By Eka Janashia
July 10th, the CACI Analyst
At a June 20 meeting in Luxembourg, the EU’s foreign ministers again acknowledged Georgia’s eligibility for visa-free travel in the Schengen area for a short-stay. However, the country’s much-awaited exemption from visa requirements remains obscure.
At the end of last year, the European Commission (EC) issued the “Fourth progress report on Georgia’s implementation of the action plan on visa liberalization,” endorsing the country’s success in conducting legislative and policy reforms and praising its diligence in meeting institutional and organizational principles and procedures in line with European and international standards.
By Natalia Konarzewska
June 24th, 2016, The CACI Analyst

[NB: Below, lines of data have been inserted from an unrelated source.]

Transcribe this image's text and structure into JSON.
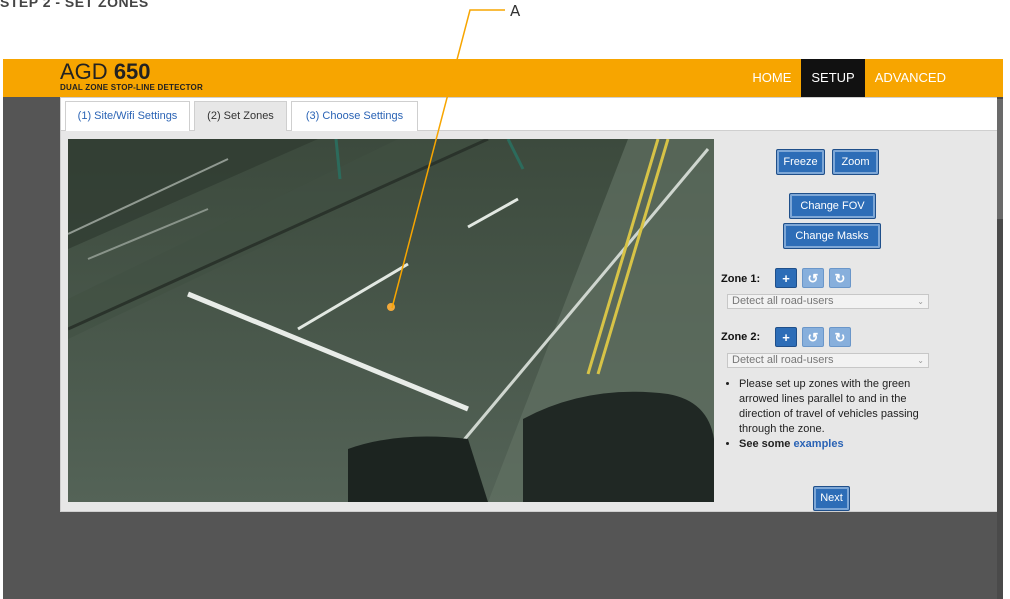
{
  "step_heading": "STEP 2 - SET ZONES",
  "callout": {
    "label": "A"
  },
  "logo": {
    "thin": "AGD",
    "bold": "650",
    "subtitle": "DUAL ZONE STOP-LINE DETECTOR"
  },
  "nav": [
    {
      "label": "HOME"
    },
    {
      "label": "SETUP"
    },
    {
      "label": "ADVANCED"
    }
  ],
  "tabs": [
    {
      "label": "(1) Site/Wifi Settings"
    },
    {
      "label": "(2) Set Zones"
    },
    {
      "label": "(3) Choose Settings"
    }
  ],
  "controls": {
    "freeze": "Freeze",
    "zoom": "Zoom",
    "change_fov": "Change FOV",
    "change_masks": "Change Masks",
    "zone1_label": "Zone 1:",
    "zone2_label": "Zone 2:",
    "zone1_select": "Detect all road-users",
    "zone2_select": "Detect all road-users",
    "add_icon": "+",
    "undo_icon": "↺",
    "redo_icon": "↻",
    "chevron": "⌄",
    "next": "Next"
  },
  "notes": {
    "item1": "Please set up zones with the green arrowed lines parallel to and in the direction of travel of vehicles passing through the zone.",
    "item2_prefix": "See some",
    "item2_link": "examples"
  },
  "colors": {
    "topbar": "#f7a500",
    "nav_active": "#111111",
    "button": "#2d6db7",
    "link": "#2a63b5",
    "callout_line": "#f7a500"
  }
}
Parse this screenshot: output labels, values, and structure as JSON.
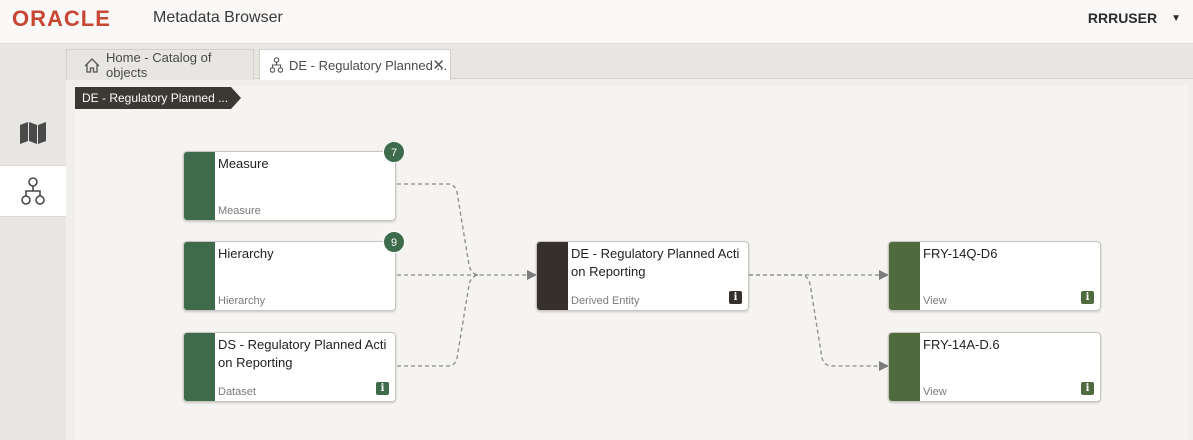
{
  "header": {
    "logo": "ORACLE",
    "app_title": "Metadata Browser",
    "user": "RRRUSER"
  },
  "tabs": [
    {
      "label": "Home - Catalog of objects",
      "icon": "home-icon"
    },
    {
      "label": "DE - Regulatory Planned ...",
      "icon": "lineage-icon",
      "close": "✕"
    }
  ],
  "breadcrumb": "DE - Regulatory Planned ...",
  "nodes": {
    "measure": {
      "title": "Measure",
      "type": "Measure",
      "badge": "7",
      "color": "#3d6b4b"
    },
    "hierarchy": {
      "title": "Hierarchy",
      "type": "Hierarchy",
      "badge": "9",
      "color": "#3d6b4b"
    },
    "dataset": {
      "title": "DS - Regulatory Planned Acti on Reporting",
      "type": "Dataset",
      "info": "i",
      "color": "#3d6b4b"
    },
    "derived": {
      "title": "DE - Regulatory Planned Acti on Reporting",
      "type": "Derived Entity",
      "info": "i",
      "color": "#35302c"
    },
    "view1": {
      "title": "FRY-14Q-D6",
      "type": "View",
      "info": "i",
      "color": "#4f6b3e"
    },
    "view2": {
      "title": "FRY-14A-D.6",
      "type": "View",
      "info": "i",
      "color": "#4f6b3e"
    }
  },
  "rail": [
    {
      "icon": "map-icon"
    },
    {
      "icon": "lineage-icon",
      "active": true
    }
  ]
}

Once again, NATO will likely turn down Georgia’s bid for a Membership Action Plan (MAP) during the Alliance’s fast-approaching Warsaw summit on 8-9 July. Instead, NATO assures that Georgia will receive a firm declaration and a strengthened package of support during the summit, but no details have been yet specified. Apparently, some of NATO’s most powerful members are anxious that offering Tbilisi more will irritate Russia, which is already protesting plans to further strengthen NATO’s eastern flank. While NATO at present does not close the door to the future enlargements, Georgians are becoming increasingly dissatisfied with their country’s inability to clear the path to membership – a fact eagerly exploited by outlets for Russian propaganda, which are gaining strength in Georgia.

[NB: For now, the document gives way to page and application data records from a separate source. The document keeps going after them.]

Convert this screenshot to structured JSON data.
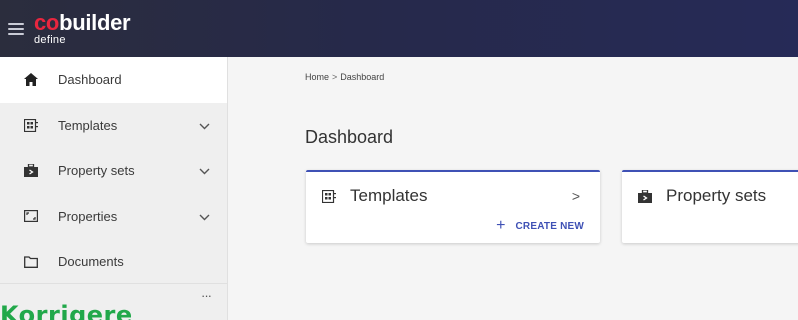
{
  "app": {
    "logo_co": "co",
    "logo_rest": "builder",
    "logo_sub": "define"
  },
  "sidebar": {
    "items": [
      {
        "label": "Dashboard",
        "icon": "home-icon",
        "active": true
      },
      {
        "label": "Templates",
        "icon": "templates-icon",
        "expandable": true
      },
      {
        "label": "Property sets",
        "icon": "property-sets-icon",
        "expandable": true
      },
      {
        "label": "Properties",
        "icon": "properties-icon",
        "expandable": true
      },
      {
        "label": "Documents",
        "icon": "folder-icon"
      }
    ],
    "overlay_text": "Korrigere",
    "more_label": "···"
  },
  "breadcrumb": {
    "home": "Home",
    "separator": ">",
    "current": "Dashboard"
  },
  "main": {
    "title": "Dashboard",
    "cards": [
      {
        "title": "Templates",
        "arrow": ">",
        "create_new": "CREATE NEW",
        "create_plus": "+"
      },
      {
        "title": "Property sets"
      }
    ]
  },
  "colors": {
    "accent": "#3f51b5",
    "brand_red": "#e8263f",
    "overlay_green": "#21a84a"
  }
}
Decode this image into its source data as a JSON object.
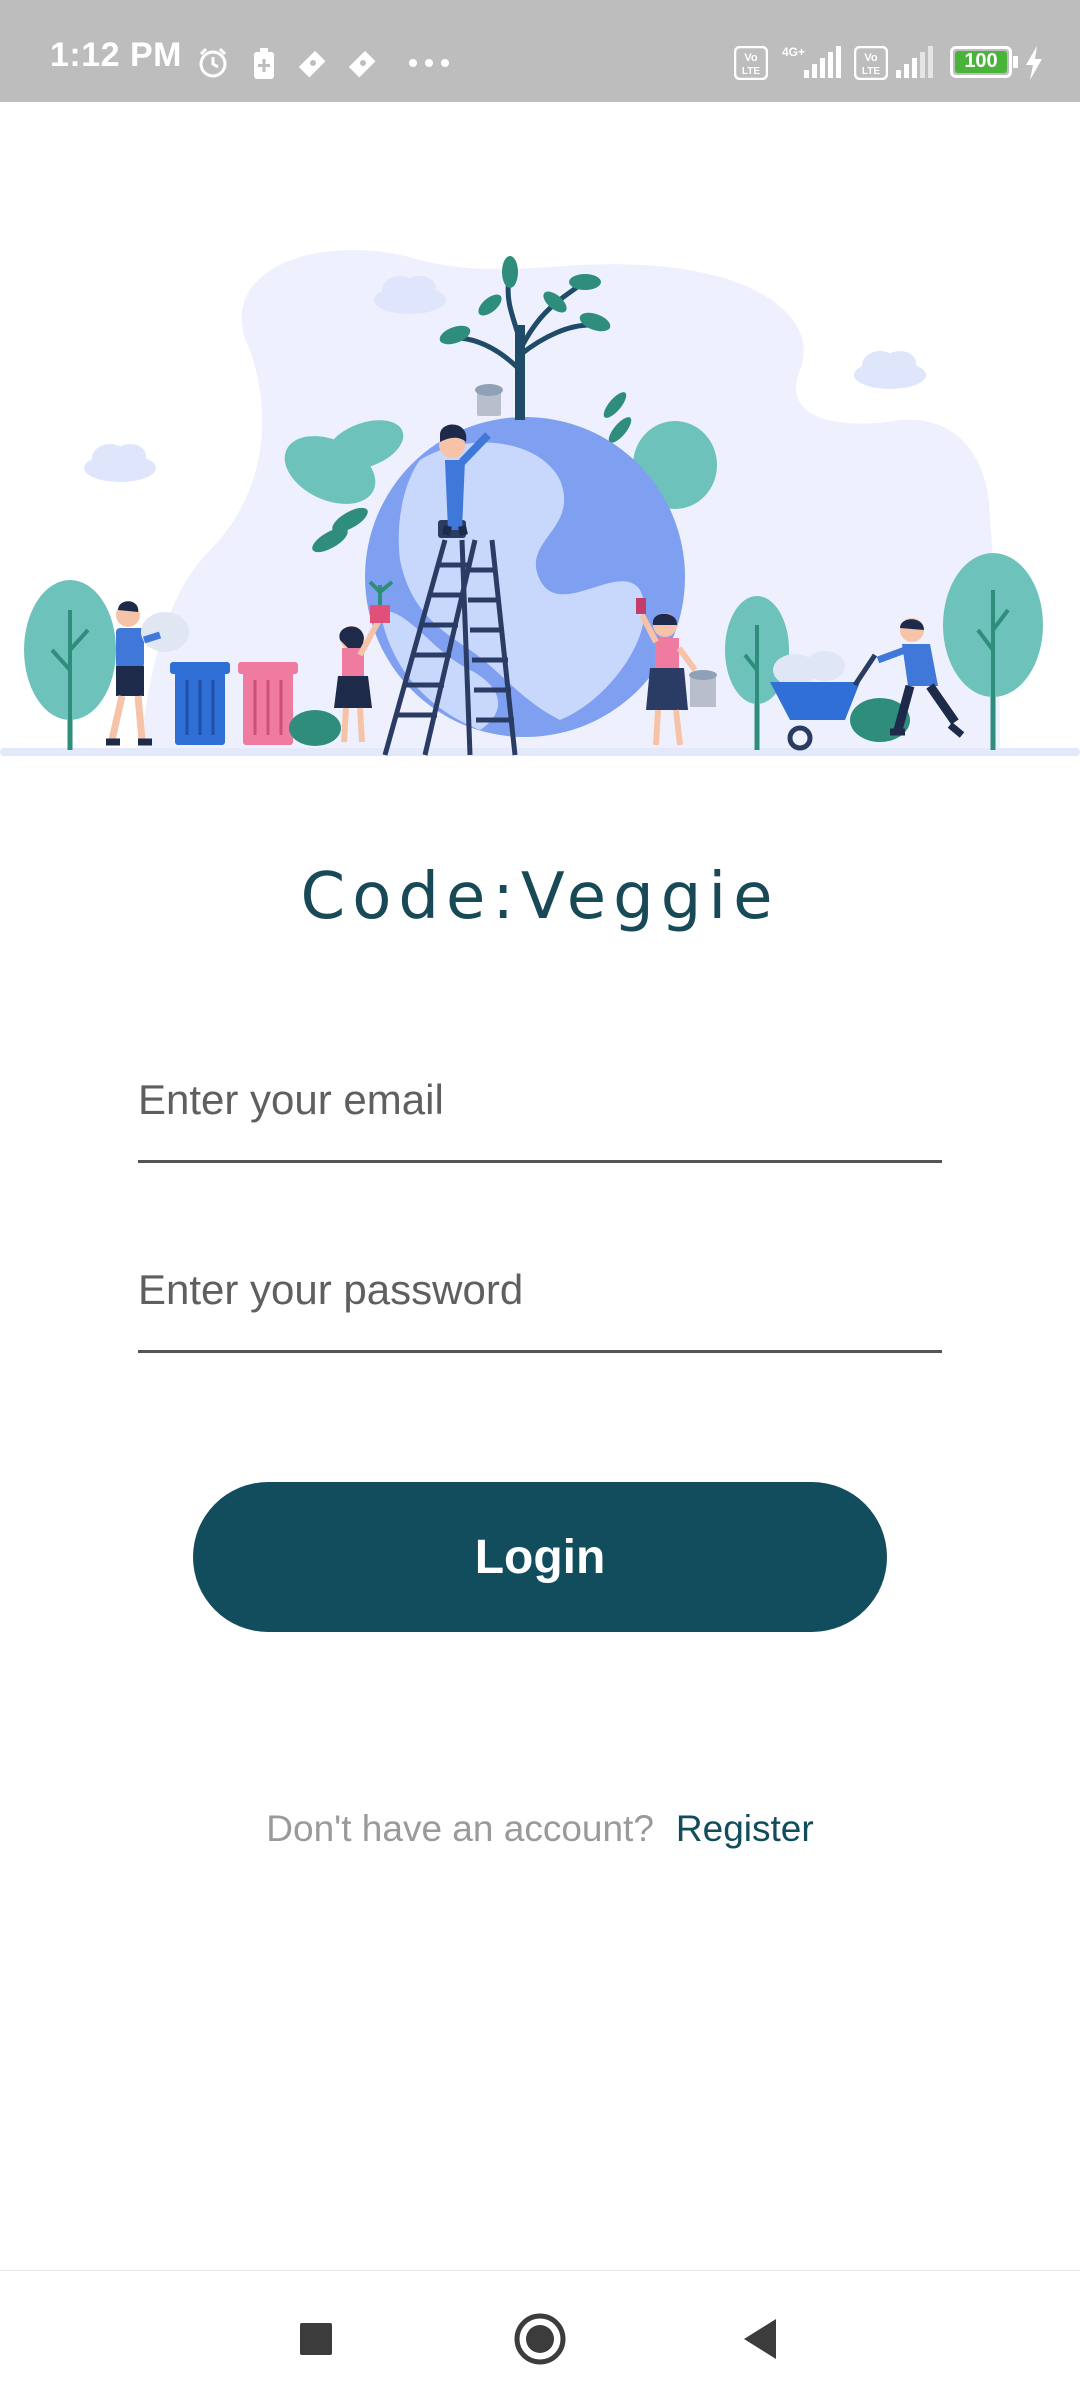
{
  "status_bar": {
    "time": "1:12 PM",
    "battery_level": "100",
    "icons": [
      "alarm-icon",
      "battery-saver-icon",
      "ticket-icon",
      "ticket-icon",
      "more-dots-icon",
      "volte-icon",
      "4g-signal-icon",
      "volte-icon",
      "signal-icon",
      "battery-icon",
      "charging-icon"
    ]
  },
  "app": {
    "title": "Code:Veggie"
  },
  "login_form": {
    "email_placeholder": "Enter your email",
    "password_placeholder": "Enter your password",
    "login_label": "Login"
  },
  "footer": {
    "prompt": "Don't have an account?",
    "register_label": "Register"
  },
  "colors": {
    "primary": "#114d5c",
    "title": "#174957",
    "status_bar": "#bdbdbd",
    "muted_text": "#9a9a9a"
  },
  "nav_bar": {
    "icons": [
      "recents-square-icon",
      "home-circle-icon",
      "back-triangle-icon"
    ]
  }
}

By Almaz Rza
June 8th, the CACI Analyst
“Greetings! I am out of prison! Thank you all for your support! I am strong and full of energy. I will continue my work as a journalist,” Khadija Ismayilova posted on her Facebook page right after she was released from custody. On May 25, Azerbaijan’s Supreme Court ordered the investigative journalist released after changing her prison term from 7 1/2 years in custody to a suspended term of 3 1/2 years.

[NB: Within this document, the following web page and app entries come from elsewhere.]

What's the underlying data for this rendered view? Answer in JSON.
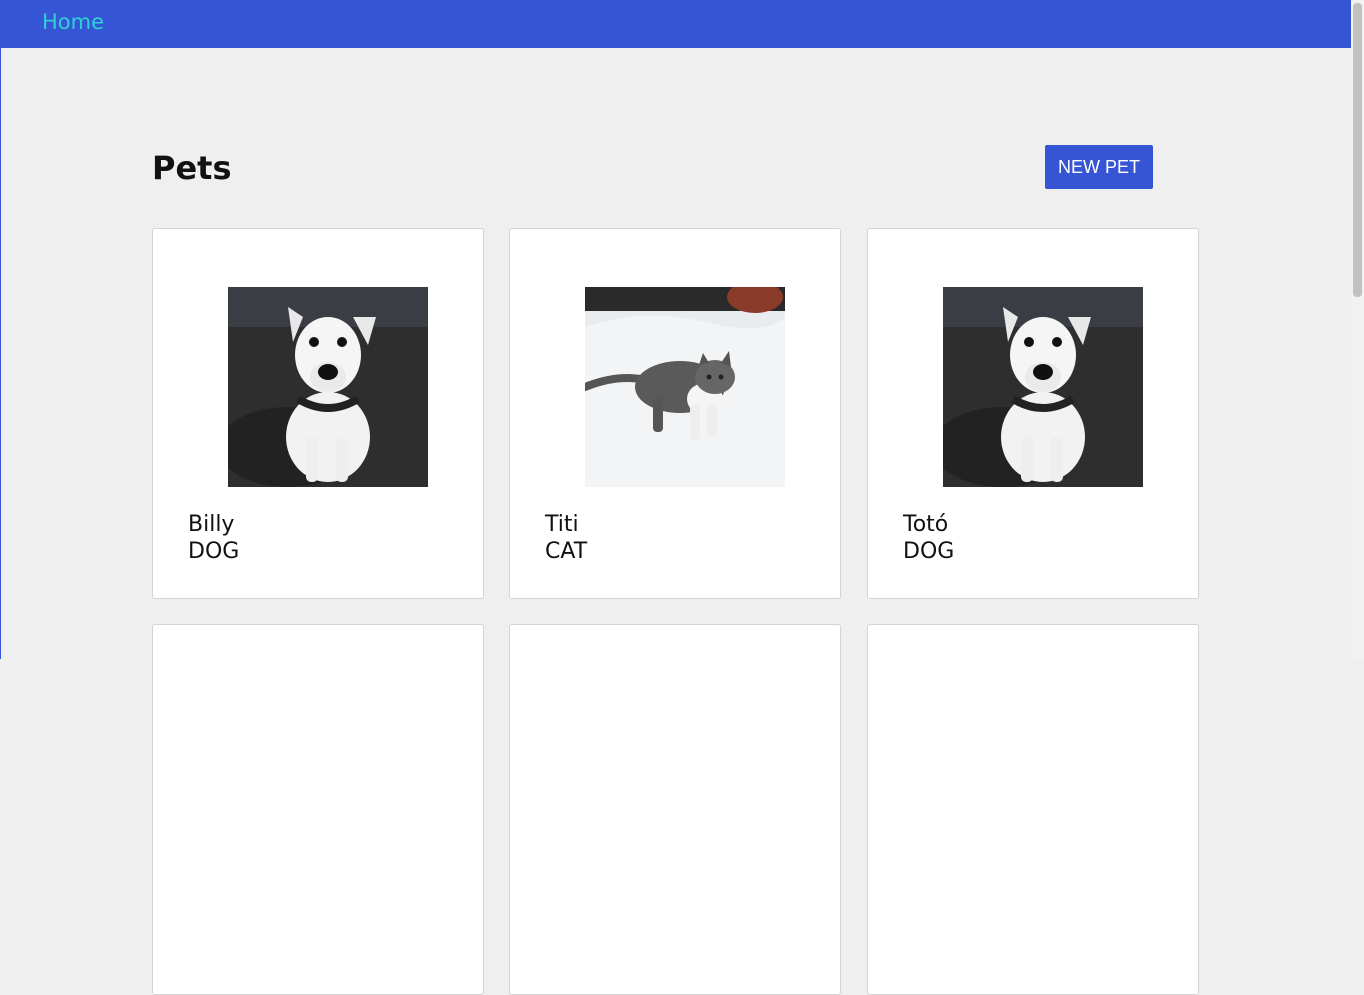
{
  "navbar": {
    "home_label": "Home",
    "color": "#3555d4",
    "link_color": "#30d0d8"
  },
  "main": {
    "title": "Pets",
    "new_pet_label": "NEW PET"
  },
  "pets": [
    {
      "name": "Billy",
      "species": "DOG",
      "photo": "dog-photo"
    },
    {
      "name": "Titi",
      "species": "CAT",
      "photo": "cat-photo"
    },
    {
      "name": "Totó",
      "species": "DOG",
      "photo": "dog-photo"
    }
  ]
}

By Erik Davtyan
June 13th, the CACI Analyst
On May 12, a new round of talks on the new legal framework between Armenia and the European Union kicked off in Yerevan. The delegations, headed by Armenia’s Deputy Foreign Minister Garen Nazarian and Dirk Schuebel, Head of Division for bilateral relations with the Eastern Partnership countries in the European External Action Service, discussed the provisions of the chapters pertaining to political dialogue, reforms, and cooperation in the fields of justice and freedoms.
By Najia Badykova
June 17th, 2016, The CACI Analyst
Free of many sanctions, Iran is becoming an active player in the South Caucasus, taking steps towards greater involvement in the region. Russia is not objecting, and even appears to be supporting these initiatives. In March, Armenia’s Energy Minister Levon Yolyan announced that Iran will build a gas distribution network in southern Armenia. Russia’s Gazprom, which currently controls that country’s gas distribution system, has not opposed this plan. Iran is also involved in another initiative with Russia, Armenia and Georgia. The four countries have agreed to build the North-South Energy Corridor, linking them to a unified electric grid. These recent initiatives are just the first to take off. Iran and Russia have been deepening their economic ties with all South Caucasus countries, securing reliable transit corridors while keeping other foreign competitors out of the picture.
The Central Asia-Caucasus Analyst is a biweekly publication of the Central Asia-Caucasus Institute & Silk Road Studies Program, a Joint Transatlantic Research and Policy Center affiliated with the American Foreign Policy Council, Washington DC., and the Institute for Security and Development Policy, Stockholm. For 15 years, the Analyst has brought cutting edge analysis of the region geared toward a practitioner audience.